On a night without light pollution we could see up to 8,000 stars in the sky. Photons that have come out of these stars have traveled enormous distances - thousands of light years - in the cosmos until sensitive cells in their eyes interpret them. And Betelgeuse is one of the best known, after all it is part of a more famous constellations.


Betelgeuse is a star of the Orion Constellation and is located just over 650 light-years from Earth. This means that its light takes 650 years to reach us, and so we are seeing its past.

It is a supergiant red type star, it is 14 times more massive than the Sun and can light our skies at any time in a beautiful explosion called supernova. Betelgeuse being that type of star, she already starts her life very big and spends her fuel very quickly. While our star, the Sun, is still in the process of becoming a middle-aged star, "Bethel" is already dying.

The star is currently the brightest 10th in the night sky, and when it becomes a supernova, it may shine on a scale similar to a full moon night. But when it will be, we still do not know for sure. It may be tonight, but a thousand years from now.

Distance is important here. If it explodes today, it is only 650 years from now that the event can be seen. However, if the event of the explosion happened 650 years ago, at any moment the bright little pot will brighten up in the sky in a cosmic spectacle.

Some astronomers estimate that the event will occur in 100,000 years, however, there is a constant work that tries to reduce that number.

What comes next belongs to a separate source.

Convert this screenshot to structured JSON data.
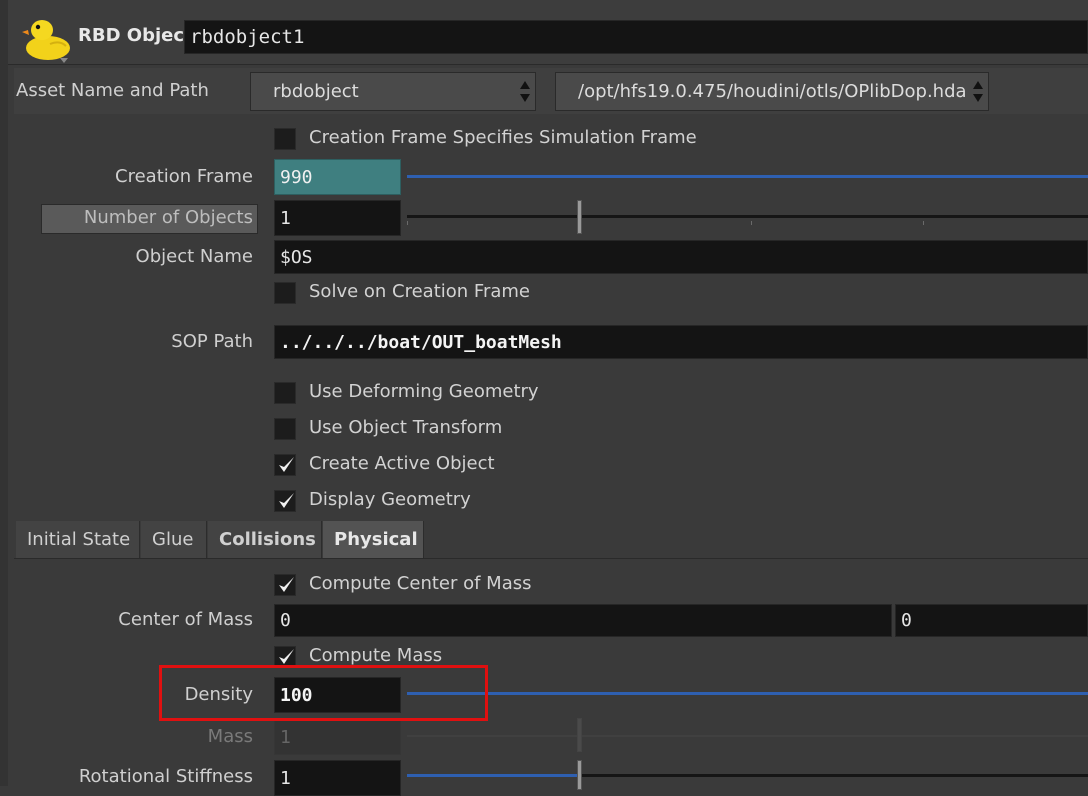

But as long as there is nothing more absolute about the date of the event, do not neglect it every night as you look at thinking that at any moment an epic event may be before your eyes. Explode, Betelgeuse!